One area that will be poorly represented in the future is the stamp dealer cover. These items, like that in Illustration 3 have always been enthusiastically collected by those with an interest in the history of stamp and cover collecting. But today, stamp dealers know that they no longer attract customers through the mail, but rather online and in the few philatelic publications that still exist. Of course there are still some old school dealers around, who will festoon envelopes carrying your purchases with all manner of odd denomination and colorful stamps. But this is the exception rather than the rule, as the ability of printing out postage labels at home means that dealers can put together shipments quickly and easily, though sadly, without stamps.
It may be hard for collectors to understand the items that some dealers are now featuring for sale – simply their own mail, received with greater denomination commemorative, priority and express mail stamps, that with high catalog value, and the current scarcity of stamps on mail, allow them to charge $5 and up for items that not too long ago would have wound up in the trash, or cut up to save the used stamps for later resale.
The lack of stamps on today’s mail also means that a classic style of cover collecting, namely picking a particular stamp like that in illustration 4 and putting together all forms of usage of it on cover will now be impossible. It was once true that a showing of a stamp on various covers – airmail, transatlantic, experimental routes, etc. – could be a collection of real meaning. Now that it is a chore to find stamps on everyday regular mail – forget a cover with an interesting usage or destination – such a collection is no longer a possibility. Perhaps the only usage the collector of current stamps will find is a first day cover, always in abundance.
Stamps Celebrate Themselves
It may be stating the obvious, but commemorative stamps like the Pan Am stamps celebrate their subject. The great philatelic postcard in Illustration 5 is notice for an exhibit of Jamaican stamps to celebrate the country’s 50th anniversary of independence in 2012. Illustrated is the picture side of the postcard, featuring a faux stamp and cancelation.

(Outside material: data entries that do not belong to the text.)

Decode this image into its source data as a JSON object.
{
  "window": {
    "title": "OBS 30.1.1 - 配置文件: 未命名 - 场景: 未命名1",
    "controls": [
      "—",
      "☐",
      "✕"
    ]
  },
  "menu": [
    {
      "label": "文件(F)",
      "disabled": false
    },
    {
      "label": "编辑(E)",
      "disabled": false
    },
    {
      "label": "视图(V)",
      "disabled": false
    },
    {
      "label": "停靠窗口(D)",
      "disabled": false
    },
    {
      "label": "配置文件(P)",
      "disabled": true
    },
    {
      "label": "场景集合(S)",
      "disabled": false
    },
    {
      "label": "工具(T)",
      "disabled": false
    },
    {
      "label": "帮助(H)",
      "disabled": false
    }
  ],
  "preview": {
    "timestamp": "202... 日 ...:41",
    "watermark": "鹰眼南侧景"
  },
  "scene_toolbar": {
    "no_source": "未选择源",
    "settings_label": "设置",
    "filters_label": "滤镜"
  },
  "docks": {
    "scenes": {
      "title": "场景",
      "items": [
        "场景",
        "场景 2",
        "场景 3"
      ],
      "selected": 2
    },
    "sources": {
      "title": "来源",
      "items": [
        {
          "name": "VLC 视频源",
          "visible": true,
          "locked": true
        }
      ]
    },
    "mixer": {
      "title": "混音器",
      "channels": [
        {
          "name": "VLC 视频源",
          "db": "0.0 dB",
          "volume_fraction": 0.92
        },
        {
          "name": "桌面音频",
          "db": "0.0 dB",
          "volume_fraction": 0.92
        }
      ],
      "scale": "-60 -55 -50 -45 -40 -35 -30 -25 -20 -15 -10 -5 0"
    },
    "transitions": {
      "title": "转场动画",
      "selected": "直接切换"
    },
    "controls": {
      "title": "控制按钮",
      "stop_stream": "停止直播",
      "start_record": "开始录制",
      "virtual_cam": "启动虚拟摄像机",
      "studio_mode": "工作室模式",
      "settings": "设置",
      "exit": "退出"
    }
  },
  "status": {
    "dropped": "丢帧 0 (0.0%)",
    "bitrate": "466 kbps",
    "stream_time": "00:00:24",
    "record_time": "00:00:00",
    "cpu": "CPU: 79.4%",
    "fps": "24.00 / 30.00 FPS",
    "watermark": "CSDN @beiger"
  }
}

Something the stamp world has always been very good at is celebrating itself. Or celebrating the world around stamp and cover collecting. And for some, postal history means the history of the stamp collecting hobby itself. It used to be the release of a commemorative stamp had a first day of issue ceremony celebration, and the cover or program, like that in Illustration 6 was a souvenir of the party. Now, more and more stamps are not getting a ceremony, due to budget cuts.
It is also the economy that is prompting collectors to scale down from collecting classic postal history covers and concentrate on modern, or less exalted examples of the classics, franked with lesser value, more affordable stamps. Still these items tell a story of the posts and the mail, a story the cover collector finds endlessly fascinating.
Doug Finch has worked for several northern New Jersey newspapers as a columnist, reporter, and photographer. He has written on film for publications like Cinefantastique and on collectibles for Scott’s Monthly, Linn’s Stamp News and Stamp Collector, among others. Doug is also the Stamp Collecting Guide at About.com, a site of many topics, where experts in their area guide readers toward greater knowledge and enjoyment of their interests. Contact him at firstname.lastname@example.org